Exercise objective => All the records below must be returned exactly as they stand.

Element data from apps and pages:

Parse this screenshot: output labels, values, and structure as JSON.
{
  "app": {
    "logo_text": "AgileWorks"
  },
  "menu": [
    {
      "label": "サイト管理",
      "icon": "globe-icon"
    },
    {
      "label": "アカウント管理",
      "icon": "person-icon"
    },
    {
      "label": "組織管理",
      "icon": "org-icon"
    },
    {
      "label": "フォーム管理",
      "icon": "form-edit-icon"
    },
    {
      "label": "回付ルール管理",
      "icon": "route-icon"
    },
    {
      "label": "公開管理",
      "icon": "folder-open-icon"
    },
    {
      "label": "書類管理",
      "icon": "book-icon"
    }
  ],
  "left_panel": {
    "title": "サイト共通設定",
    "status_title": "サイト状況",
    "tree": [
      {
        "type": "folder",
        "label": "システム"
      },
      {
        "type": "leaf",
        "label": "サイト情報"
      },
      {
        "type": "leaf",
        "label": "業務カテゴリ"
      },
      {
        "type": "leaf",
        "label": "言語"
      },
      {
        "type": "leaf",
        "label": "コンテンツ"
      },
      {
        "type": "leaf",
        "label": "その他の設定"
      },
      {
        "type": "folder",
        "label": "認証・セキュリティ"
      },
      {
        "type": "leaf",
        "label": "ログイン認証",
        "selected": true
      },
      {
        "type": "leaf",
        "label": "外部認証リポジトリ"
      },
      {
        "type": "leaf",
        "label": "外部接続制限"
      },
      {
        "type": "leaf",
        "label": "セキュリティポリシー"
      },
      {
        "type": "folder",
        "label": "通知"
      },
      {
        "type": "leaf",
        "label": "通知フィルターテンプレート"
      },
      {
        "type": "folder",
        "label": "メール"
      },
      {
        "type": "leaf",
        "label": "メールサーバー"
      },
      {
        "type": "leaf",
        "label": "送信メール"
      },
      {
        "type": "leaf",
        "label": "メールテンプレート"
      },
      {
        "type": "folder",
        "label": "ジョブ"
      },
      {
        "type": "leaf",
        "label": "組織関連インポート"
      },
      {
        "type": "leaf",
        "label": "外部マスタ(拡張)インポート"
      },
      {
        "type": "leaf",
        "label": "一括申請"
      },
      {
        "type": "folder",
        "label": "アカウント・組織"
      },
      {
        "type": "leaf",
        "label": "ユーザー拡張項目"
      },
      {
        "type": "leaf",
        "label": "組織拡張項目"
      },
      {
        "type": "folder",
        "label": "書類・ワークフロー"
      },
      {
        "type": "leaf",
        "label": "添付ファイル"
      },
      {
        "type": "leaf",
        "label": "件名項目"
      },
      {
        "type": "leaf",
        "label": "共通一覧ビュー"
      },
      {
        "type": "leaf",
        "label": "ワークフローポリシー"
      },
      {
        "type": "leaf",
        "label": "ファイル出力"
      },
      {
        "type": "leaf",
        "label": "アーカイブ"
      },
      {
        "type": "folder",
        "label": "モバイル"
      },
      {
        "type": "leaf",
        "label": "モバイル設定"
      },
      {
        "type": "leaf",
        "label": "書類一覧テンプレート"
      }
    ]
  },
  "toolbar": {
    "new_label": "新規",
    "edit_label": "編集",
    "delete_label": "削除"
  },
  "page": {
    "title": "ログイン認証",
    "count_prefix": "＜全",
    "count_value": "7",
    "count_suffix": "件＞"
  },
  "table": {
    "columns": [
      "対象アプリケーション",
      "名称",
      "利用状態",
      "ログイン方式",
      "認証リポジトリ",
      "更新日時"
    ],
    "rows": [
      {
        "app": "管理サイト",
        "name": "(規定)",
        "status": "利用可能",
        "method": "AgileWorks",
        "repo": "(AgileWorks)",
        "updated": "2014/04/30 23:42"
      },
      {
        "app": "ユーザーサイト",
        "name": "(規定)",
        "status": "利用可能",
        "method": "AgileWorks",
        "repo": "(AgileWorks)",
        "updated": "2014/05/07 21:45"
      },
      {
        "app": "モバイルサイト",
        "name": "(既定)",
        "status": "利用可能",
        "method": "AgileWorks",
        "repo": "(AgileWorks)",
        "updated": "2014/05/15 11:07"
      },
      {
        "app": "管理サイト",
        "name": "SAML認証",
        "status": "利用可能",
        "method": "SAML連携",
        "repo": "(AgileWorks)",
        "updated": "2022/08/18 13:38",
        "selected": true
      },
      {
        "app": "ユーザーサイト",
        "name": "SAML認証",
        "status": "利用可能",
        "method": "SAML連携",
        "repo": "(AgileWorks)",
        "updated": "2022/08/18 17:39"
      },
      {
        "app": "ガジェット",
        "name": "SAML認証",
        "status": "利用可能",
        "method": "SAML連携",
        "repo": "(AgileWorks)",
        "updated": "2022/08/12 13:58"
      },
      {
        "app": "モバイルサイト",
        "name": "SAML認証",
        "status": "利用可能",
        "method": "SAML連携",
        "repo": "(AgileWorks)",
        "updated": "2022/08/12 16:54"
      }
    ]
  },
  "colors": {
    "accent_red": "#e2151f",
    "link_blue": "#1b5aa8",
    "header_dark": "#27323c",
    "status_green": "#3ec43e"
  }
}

Solution to this exercise =>
Parse this screenshot: output labels, values, and structure as JSON.
{
  "app": {
    "logo_text": "AgileWorks"
  },
  "menu": [
    {
      "label": "サイト管理",
      "icon": "globe-icon"
    },
    {
      "label": "アカウント管理",
      "icon": "person-icon"
    },
    {
      "label": "組織管理",
      "icon": "org-icon"
    },
    {
      "label": "フォーム管理",
      "icon": "form-edit-icon"
    },
    {
      "label": "回付ルール管理",
      "icon": "route-icon"
    },
    {
      "label": "公開管理",
      "icon": "folder-open-icon"
    },
    {
      "label": "書類管理",
      "icon": "book-icon"
    }
  ],
  "left_panel": {
    "title": "サイト共通設定",
    "status_title": "サイト状況",
    "tree": [
      {
        "type": "folder",
        "label": "システム"
      },
      {
        "type": "leaf",
        "label": "サイト情報"
      },
      {
        "type": "leaf",
        "label": "業務カテゴリ"
      },
      {
        "type": "leaf",
        "label": "言語"
      },
      {
        "type": "leaf",
        "label": "コンテンツ"
      },
      {
        "type": "leaf",
        "label": "その他の設定"
      },
      {
        "type": "folder",
        "label": "認証・セキュリティ"
      },
      {
        "type": "leaf",
        "label": "ログイン認証",
        "selected": true
      },
      {
        "type": "leaf",
        "label": "外部認証リポジトリ"
      },
      {
        "type": "leaf",
        "label": "外部接続制限"
      },
      {
        "type": "leaf",
        "label": "セキュリティポリシー"
      },
      {
        "type": "folder",
        "label": "通知"
      },
      {
        "type": "leaf",
        "label": "通知フィルターテンプレート"
      },
      {
        "type": "folder",
        "label": "メール"
      },
      {
        "type": "leaf",
        "label": "メールサーバー"
      },
      {
        "type": "leaf",
        "label": "送信メール"
      },
      {
        "type": "leaf",
        "label": "メールテンプレート"
      },
      {
        "type": "folder",
        "label": "ジョブ"
      },
      {
        "type": "leaf",
        "label": "組織関連インポート"
      },
      {
        "type": "leaf",
        "label": "外部マスタ(拡張)インポート"
      },
      {
        "type": "leaf",
        "label": "一括申請"
      },
      {
        "type": "folder",
        "label": "アカウント・組織"
      },
      {
        "type": "leaf",
        "label": "ユーザー拡張項目"
      },
      {
        "type": "leaf",
        "label": "組織拡張項目"
      },
      {
        "type": "folder",
        "label": "書類・ワークフロー"
      },
      {
        "type": "leaf",
        "label": "添付ファイル"
      },
      {
        "type": "leaf",
        "label": "件名項目"
      },
      {
        "type": "leaf",
        "label": "共通一覧ビュー"
      },
      {
        "type": "leaf",
        "label": "ワークフローポリシー"
      },
      {
        "type": "leaf",
        "label": "ファイル出力"
      },
      {
        "type": "leaf",
        "label": "アーカイブ"
      },
      {
        "type": "folder",
        "label": "モバイル"
      },
      {
        "type": "leaf",
        "label": "モバイル設定"
      },
      {
        "type": "leaf",
        "label": "書類一覧テンプレート"
      }
    ]
  },
  "toolbar": {
    "new_label": "新規",
    "edit_label": "編集",
    "delete_label": "削除"
  },
  "page": {
    "title": "ログイン認証",
    "count_prefix": "＜全",
    "count_value": "7",
    "count_suffix": "件＞"
  },
  "table": {
    "columns": [
      "対象アプリケーション",
      "名称",
      "利用状態",
      "ログイン方式",
      "認証リポジトリ",
      "更新日時"
    ],
    "rows": [
      {
        "app": "管理サイト",
        "name": "(規定)",
        "status": "利用可能",
        "method": "AgileWorks",
        "repo": "(AgileWorks)",
        "updated": "2014/04/30 23:42"
      },
      {
        "app": "ユーザーサイト",
        "name": "(規定)",
        "status": "利用可能",
        "method": "AgileWorks",
        "repo": "(AgileWorks)",
        "updated": "2014/05/07 21:45"
      },
      {
        "app": "モバイルサイト",
        "name": "(既定)",
        "status": "利用可能",
        "method": "AgileWorks",
        "repo": "(AgileWorks)",
        "updated": "2014/05/15 11:07"
      },
      {
        "app": "管理サイト",
        "name": "SAML認証",
        "status": "利用可能",
        "method": "SAML連携",
        "repo": "(AgileWorks)",
        "updated": "2022/08/18 13:38",
        "selected": true
      },
      {
        "app": "ユーザーサイト",
        "name": "SAML認証",
        "status": "利用可能",
        "method": "SAML連携",
        "repo": "(AgileWorks)",
        "updated": "2022/08/18 17:39"
      },
      {
        "app": "ガジェット",
        "name": "SAML認証",
        "status": "利用可能",
        "method": "SAML連携",
        "repo": "(AgileWorks)",
        "updated": "2022/08/12 13:58"
      },
      {
        "app": "モバイルサイト",
        "name": "SAML認証",
        "status": "利用可能",
        "method": "SAML連携",
        "repo": "(AgileWorks)",
        "updated": "2022/08/12 16:54"
      }
    ]
  },
  "colors": {
    "accent_red": "#e2151f",
    "link_blue": "#1b5aa8",
    "header_dark": "#27323c",
    "status_green": "#3ec43e"
  }
}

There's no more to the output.